Records from a dataset:
+-------+

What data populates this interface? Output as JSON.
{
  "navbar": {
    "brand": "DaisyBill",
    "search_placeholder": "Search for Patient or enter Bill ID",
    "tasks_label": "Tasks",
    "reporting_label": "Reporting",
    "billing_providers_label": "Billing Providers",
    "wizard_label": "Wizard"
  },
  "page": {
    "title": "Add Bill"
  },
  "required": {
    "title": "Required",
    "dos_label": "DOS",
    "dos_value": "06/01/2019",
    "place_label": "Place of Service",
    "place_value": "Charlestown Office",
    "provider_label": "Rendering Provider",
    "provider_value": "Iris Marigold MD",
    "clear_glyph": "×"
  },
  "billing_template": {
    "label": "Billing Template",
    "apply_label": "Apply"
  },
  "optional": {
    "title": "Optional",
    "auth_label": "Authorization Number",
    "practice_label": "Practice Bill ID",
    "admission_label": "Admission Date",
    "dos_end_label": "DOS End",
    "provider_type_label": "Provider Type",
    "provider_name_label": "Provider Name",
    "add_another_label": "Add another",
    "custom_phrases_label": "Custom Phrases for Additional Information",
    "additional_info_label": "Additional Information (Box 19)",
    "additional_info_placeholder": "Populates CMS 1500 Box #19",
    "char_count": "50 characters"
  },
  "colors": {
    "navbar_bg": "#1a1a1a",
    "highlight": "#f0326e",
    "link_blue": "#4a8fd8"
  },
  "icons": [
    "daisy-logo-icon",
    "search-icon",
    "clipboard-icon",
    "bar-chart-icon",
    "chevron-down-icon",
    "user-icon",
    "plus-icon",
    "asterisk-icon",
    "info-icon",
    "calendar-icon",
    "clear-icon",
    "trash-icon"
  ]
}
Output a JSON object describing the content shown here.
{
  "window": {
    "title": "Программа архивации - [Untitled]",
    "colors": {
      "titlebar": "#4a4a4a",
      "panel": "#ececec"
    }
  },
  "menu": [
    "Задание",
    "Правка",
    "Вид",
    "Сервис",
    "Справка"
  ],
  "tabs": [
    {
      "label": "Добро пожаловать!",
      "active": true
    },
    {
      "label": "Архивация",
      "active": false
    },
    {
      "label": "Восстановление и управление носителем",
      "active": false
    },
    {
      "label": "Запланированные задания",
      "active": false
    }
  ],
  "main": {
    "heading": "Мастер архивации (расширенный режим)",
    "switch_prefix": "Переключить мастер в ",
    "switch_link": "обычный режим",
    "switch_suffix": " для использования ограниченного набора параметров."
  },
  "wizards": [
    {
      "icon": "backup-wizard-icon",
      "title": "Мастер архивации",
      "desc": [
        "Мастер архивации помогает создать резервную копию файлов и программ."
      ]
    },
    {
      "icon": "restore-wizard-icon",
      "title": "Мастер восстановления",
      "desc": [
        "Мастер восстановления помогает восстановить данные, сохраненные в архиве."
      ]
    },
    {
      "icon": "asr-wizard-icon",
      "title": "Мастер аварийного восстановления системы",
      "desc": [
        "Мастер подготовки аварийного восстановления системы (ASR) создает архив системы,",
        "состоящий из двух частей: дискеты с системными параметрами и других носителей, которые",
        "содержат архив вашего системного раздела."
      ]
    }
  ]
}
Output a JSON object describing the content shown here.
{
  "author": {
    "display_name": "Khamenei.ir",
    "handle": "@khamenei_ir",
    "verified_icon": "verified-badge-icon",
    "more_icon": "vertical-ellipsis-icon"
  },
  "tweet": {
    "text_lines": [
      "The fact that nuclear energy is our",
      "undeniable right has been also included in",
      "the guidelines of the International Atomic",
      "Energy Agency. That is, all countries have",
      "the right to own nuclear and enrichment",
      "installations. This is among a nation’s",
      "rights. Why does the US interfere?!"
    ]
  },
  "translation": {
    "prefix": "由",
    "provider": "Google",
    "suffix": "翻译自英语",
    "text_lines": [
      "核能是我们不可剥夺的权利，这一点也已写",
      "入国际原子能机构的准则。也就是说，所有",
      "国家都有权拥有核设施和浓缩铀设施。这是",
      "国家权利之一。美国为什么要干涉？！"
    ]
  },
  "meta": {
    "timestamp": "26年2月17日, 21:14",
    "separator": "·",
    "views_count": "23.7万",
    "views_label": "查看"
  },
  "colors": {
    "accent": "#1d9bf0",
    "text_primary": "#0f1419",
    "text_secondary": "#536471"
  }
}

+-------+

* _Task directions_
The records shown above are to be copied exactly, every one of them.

* _Task output_
What data populates this interface? Output as JSON.
{
  "navbar": {
    "brand": "DaisyBill",
    "search_placeholder": "Search for Patient or enter Bill ID",
    "tasks_label": "Tasks",
    "reporting_label": "Reporting",
    "billing_providers_label": "Billing Providers",
    "wizard_label": "Wizard"
  },
  "page": {
    "title": "Add Bill"
  },
  "required": {
    "title": "Required",
    "dos_label": "DOS",
    "dos_value": "06/01/2019",
    "place_label": "Place of Service",
    "place_value": "Charlestown Office",
    "provider_label": "Rendering Provider",
    "provider_value": "Iris Marigold MD",
    "clear_glyph": "×"
  },
  "billing_template": {
    "label": "Billing Template",
    "apply_label": "Apply"
  },
  "optional": {
    "title": "Optional",
    "auth_label": "Authorization Number",
    "practice_label": "Practice Bill ID",
    "admission_label": "Admission Date",
    "dos_end_label": "DOS End",
    "provider_type_label": "Provider Type",
    "provider_name_label": "Provider Name",
    "add_another_label": "Add another",
    "custom_phrases_label": "Custom Phrases for Additional Information",
    "additional_info_label": "Additional Information (Box 19)",
    "additional_info_placeholder": "Populates CMS 1500 Box #19",
    "char_count": "50 characters"
  },
  "colors": {
    "navbar_bg": "#1a1a1a",
    "highlight": "#f0326e",
    "link_blue": "#4a8fd8"
  },
  "icons": [
    "daisy-logo-icon",
    "search-icon",
    "clipboard-icon",
    "bar-chart-icon",
    "chevron-down-icon",
    "user-icon",
    "plus-icon",
    "asterisk-icon",
    "info-icon",
    "calendar-icon",
    "clear-icon",
    "trash-icon"
  ]
}
Output a JSON object describing the content shown here.
{
  "window": {
    "title": "Программа архивации - [Untitled]",
    "colors": {
      "titlebar": "#4a4a4a",
      "panel": "#ececec"
    }
  },
  "menu": [
    "Задание",
    "Правка",
    "Вид",
    "Сервис",
    "Справка"
  ],
  "tabs": [
    {
      "label": "Добро пожаловать!",
      "active": true
    },
    {
      "label": "Архивация",
      "active": false
    },
    {
      "label": "Восстановление и управление носителем",
      "active": false
    },
    {
      "label": "Запланированные задания",
      "active": false
    }
  ],
  "main": {
    "heading": "Мастер архивации (расширенный режим)",
    "switch_prefix": "Переключить мастер в ",
    "switch_link": "обычный режим",
    "switch_suffix": " для использования ограниченного набора параметров."
  },
  "wizards": [
    {
      "icon": "backup-wizard-icon",
      "title": "Мастер архивации",
      "desc": [
        "Мастер архивации помогает создать резервную копию файлов и программ."
      ]
    },
    {
      "icon": "restore-wizard-icon",
      "title": "Мастер восстановления",
      "desc": [
        "Мастер восстановления помогает восстановить данные, сохраненные в архиве."
      ]
    },
    {
      "icon": "asr-wizard-icon",
      "title": "Мастер аварийного восстановления системы",
      "desc": [
        "Мастер подготовки аварийного восстановления системы (ASR) создает архив системы,",
        "состоящий из двух частей: дискеты с системными параметрами и других носителей, которые",
        "содержат архив вашего системного раздела."
      ]
    }
  ]
}
Output a JSON object describing the content shown here.
{
  "author": {
    "display_name": "Khamenei.ir",
    "handle": "@khamenei_ir",
    "verified_icon": "verified-badge-icon",
    "more_icon": "vertical-ellipsis-icon"
  },
  "tweet": {
    "text_lines": [
      "The fact that nuclear energy is our",
      "undeniable right has been also included in",
      "the guidelines of the International Atomic",
      "Energy Agency. That is, all countries have",
      "the right to own nuclear and enrichment",
      "installations. This is among a nation’s",
      "rights. Why does the US interfere?!"
    ]
  },
  "translation": {
    "prefix": "由",
    "provider": "Google",
    "suffix": "翻译自英语",
    "text_lines": [
      "核能是我们不可剥夺的权利，这一点也已写",
      "入国际原子能机构的准则。也就是说，所有",
      "国家都有权拥有核设施和浓缩铀设施。这是",
      "国家权利之一。美国为什么要干涉？！"
    ]
  },
  "meta": {
    "timestamp": "26年2月17日, 21:14",
    "separator": "·",
    "views_count": "23.7万",
    "views_label": "查看"
  },
  "colors": {
    "accent": "#1d9bf0",
    "text_primary": "#0f1419",
    "text_secondary": "#536471"
  }
}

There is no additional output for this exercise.